Yoweri Museveni, the Ugandan president, has said his troops will not try to disarm groups of fighters in Mogadishu.
"We are not going to disarm the Somali militias because if we empower the Somali people, it will be up to them to decide whether it is necessary to disarm," Museveni told a gathering troops due to leave for Somalia.
"We don't go to Somalia to impose peace on the Somali people, but to help empower them to rebuild their country and help them to rebuild their army. That is our line of responsibility," he said.
The United Nations Security Council approved the deployment of the AU force in a unanimous vote on February 20.
The force will have to confront growing violence in Mogadishu which has seen a rise in insurgent attacks and fighting since Somali government fighters backed by the Ethiopian military ousted a powerful Islamist movement late last year.
So far, the AU has managed to raise only around half of the required 8,000 troops.

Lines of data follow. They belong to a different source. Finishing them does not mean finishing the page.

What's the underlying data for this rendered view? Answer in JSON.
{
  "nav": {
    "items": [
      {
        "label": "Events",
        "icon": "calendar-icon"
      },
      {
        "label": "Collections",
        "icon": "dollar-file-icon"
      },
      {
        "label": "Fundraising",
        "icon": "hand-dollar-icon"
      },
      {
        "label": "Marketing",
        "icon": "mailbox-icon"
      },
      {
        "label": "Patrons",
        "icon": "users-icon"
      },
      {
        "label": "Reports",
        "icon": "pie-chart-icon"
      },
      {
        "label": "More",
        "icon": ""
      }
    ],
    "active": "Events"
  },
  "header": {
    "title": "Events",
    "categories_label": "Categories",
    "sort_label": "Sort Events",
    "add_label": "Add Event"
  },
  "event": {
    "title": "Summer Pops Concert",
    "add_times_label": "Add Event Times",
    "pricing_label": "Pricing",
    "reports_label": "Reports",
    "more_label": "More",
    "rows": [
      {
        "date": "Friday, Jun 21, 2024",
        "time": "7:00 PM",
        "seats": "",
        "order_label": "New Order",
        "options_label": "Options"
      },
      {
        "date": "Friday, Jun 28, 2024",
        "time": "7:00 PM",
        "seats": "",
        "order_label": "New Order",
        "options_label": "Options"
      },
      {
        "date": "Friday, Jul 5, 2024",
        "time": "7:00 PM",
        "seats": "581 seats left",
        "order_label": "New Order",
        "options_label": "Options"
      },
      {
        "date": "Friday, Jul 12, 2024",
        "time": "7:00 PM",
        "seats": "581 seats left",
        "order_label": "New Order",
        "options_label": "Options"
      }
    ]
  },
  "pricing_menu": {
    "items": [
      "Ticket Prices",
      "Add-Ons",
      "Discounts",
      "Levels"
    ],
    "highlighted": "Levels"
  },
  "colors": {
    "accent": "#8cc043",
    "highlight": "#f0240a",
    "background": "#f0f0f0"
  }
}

Uganda has offered 1,500 troops, Burundi 1,700 and Nigeria 850, while Malawi and Ghana are also expected to contribute.
The under-equipped and cash-strapped African force will have to patrol a country, home to some 10 million people, that has been in anarchy and carved up among rival clans since the 1991 ouster of president Mohamed Siad Barre.